Items from a dataset:
::::::::::

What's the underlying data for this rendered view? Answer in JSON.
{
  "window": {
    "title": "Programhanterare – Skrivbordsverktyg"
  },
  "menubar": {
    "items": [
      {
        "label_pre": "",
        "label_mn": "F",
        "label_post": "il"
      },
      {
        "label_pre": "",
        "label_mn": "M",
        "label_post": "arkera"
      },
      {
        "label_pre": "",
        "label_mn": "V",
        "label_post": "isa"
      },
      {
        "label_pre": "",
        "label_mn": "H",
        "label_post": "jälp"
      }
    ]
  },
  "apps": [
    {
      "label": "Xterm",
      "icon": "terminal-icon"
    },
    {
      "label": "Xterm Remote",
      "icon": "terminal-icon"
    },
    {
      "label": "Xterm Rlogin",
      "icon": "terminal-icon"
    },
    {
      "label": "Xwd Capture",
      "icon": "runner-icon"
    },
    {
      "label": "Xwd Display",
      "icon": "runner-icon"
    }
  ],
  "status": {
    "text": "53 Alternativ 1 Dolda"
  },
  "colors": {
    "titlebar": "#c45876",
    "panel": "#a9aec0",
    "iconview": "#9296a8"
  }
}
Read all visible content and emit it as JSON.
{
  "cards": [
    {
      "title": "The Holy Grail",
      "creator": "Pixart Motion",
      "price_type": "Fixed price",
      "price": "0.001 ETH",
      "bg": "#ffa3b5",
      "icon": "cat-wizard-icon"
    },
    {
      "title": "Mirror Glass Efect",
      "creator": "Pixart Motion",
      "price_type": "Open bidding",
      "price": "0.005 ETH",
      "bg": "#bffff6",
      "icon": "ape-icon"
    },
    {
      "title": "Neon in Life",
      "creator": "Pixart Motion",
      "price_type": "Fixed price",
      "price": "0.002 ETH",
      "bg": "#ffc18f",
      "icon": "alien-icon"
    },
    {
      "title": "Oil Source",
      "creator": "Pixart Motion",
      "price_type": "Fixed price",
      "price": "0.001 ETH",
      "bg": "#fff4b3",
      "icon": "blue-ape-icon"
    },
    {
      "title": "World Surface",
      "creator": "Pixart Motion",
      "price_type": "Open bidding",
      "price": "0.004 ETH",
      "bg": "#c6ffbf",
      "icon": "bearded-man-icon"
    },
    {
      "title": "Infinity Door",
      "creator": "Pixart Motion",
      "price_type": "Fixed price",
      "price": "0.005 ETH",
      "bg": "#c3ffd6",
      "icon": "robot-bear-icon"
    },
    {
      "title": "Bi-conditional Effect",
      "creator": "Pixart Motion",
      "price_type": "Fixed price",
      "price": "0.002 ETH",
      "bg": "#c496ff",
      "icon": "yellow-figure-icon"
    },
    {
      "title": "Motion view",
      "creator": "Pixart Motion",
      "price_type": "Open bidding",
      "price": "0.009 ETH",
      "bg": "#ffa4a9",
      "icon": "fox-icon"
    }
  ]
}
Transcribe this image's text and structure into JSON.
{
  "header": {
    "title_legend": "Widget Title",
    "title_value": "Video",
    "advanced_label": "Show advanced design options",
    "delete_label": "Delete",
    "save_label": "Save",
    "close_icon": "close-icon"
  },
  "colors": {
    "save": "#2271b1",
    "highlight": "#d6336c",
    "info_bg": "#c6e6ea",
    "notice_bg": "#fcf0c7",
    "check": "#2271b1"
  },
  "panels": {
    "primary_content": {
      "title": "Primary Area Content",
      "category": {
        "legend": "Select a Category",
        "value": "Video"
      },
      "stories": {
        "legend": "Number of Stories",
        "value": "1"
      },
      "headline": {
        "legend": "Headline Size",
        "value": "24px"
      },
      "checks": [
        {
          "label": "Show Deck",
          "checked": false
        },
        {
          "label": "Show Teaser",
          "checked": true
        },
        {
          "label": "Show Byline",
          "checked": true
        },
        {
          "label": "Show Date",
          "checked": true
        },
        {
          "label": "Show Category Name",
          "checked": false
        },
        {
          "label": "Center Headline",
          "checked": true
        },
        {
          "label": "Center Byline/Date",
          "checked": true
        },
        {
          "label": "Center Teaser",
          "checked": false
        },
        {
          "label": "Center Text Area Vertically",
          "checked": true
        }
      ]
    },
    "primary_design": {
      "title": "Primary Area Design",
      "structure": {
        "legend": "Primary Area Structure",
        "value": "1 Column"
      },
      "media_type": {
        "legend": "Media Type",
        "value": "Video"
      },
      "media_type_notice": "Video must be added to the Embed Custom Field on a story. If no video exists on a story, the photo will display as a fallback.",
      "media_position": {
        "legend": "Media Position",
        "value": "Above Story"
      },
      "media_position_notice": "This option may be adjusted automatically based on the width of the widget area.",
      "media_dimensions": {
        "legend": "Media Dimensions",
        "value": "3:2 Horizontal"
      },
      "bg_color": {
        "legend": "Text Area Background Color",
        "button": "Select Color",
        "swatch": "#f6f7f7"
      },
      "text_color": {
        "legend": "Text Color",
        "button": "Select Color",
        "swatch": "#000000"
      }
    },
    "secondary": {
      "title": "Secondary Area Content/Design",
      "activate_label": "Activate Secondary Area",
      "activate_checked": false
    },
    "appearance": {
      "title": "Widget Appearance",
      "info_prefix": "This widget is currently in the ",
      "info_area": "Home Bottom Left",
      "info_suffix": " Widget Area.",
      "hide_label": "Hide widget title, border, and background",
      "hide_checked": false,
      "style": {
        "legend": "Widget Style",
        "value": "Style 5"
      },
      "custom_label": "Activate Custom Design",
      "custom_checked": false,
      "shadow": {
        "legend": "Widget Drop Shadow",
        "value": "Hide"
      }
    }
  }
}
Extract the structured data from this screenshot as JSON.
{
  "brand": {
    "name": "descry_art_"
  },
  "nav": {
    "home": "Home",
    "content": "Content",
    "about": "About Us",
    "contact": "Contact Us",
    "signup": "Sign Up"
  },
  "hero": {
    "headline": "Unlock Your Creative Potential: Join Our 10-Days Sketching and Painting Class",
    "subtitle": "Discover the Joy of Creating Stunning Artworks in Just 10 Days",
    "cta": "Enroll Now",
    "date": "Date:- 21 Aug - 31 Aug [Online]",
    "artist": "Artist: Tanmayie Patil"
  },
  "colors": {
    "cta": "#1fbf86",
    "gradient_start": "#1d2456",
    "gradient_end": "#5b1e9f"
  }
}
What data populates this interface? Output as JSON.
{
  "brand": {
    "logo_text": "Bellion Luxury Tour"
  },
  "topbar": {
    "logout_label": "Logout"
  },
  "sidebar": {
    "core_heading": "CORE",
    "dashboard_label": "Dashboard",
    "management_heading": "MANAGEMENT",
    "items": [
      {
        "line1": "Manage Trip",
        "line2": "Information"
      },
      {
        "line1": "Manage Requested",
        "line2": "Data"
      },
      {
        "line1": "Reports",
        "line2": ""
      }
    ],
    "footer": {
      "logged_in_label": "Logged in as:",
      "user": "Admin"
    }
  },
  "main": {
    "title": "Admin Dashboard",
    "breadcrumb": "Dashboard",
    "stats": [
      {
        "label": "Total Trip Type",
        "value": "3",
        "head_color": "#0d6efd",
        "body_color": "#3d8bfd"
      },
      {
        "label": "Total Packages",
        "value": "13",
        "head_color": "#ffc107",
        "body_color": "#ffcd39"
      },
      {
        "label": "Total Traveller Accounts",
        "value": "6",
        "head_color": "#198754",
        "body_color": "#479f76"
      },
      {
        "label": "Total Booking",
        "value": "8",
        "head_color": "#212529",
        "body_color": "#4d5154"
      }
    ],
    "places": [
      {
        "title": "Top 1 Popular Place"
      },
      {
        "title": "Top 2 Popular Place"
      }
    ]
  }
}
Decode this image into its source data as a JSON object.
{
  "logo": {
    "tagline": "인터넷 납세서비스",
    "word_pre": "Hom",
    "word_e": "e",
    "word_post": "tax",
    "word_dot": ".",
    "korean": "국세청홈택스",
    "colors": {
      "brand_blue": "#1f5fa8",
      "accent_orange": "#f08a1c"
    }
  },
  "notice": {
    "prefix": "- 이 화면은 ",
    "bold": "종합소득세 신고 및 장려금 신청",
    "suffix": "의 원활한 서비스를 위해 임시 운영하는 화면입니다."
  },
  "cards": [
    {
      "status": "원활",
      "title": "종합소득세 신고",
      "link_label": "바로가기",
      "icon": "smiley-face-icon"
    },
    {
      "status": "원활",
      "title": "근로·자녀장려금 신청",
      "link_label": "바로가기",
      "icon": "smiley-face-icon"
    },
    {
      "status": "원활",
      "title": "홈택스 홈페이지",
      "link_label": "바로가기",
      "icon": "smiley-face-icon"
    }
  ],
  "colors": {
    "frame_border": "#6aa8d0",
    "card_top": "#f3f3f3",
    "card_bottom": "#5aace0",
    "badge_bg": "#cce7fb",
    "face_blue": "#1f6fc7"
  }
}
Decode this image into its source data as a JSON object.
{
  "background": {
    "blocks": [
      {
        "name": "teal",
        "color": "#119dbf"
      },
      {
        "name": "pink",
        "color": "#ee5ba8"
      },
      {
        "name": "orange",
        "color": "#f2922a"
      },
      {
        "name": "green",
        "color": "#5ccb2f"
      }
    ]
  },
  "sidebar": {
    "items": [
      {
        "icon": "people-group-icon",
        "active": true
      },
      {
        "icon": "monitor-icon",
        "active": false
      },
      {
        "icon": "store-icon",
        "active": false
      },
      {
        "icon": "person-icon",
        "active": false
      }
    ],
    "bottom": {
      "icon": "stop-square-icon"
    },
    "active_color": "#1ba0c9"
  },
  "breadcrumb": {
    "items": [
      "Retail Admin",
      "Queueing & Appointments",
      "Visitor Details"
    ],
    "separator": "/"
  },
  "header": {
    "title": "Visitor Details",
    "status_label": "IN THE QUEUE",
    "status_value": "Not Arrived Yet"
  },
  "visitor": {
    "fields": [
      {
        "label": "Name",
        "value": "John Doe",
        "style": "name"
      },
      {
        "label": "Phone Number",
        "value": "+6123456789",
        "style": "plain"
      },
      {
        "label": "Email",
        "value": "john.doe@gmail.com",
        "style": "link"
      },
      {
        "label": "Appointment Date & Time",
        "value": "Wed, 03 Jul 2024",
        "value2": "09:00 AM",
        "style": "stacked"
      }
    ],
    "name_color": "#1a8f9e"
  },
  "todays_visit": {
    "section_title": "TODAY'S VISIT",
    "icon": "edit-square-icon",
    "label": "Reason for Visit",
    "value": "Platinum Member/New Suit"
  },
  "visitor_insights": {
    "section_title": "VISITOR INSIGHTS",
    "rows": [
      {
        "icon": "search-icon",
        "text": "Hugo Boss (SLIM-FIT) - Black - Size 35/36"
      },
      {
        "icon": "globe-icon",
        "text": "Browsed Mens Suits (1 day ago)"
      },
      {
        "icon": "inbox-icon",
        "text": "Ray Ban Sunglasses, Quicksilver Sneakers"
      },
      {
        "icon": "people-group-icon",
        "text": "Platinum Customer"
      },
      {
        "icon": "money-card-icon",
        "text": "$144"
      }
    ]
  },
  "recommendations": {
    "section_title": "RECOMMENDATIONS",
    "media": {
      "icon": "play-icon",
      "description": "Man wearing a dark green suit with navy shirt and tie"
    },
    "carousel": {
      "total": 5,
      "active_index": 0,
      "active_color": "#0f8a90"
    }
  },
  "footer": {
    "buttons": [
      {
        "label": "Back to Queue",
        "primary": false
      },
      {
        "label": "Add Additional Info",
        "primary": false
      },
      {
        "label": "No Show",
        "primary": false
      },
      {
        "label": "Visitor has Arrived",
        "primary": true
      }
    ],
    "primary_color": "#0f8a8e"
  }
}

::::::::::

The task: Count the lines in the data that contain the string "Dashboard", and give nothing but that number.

Response area: 3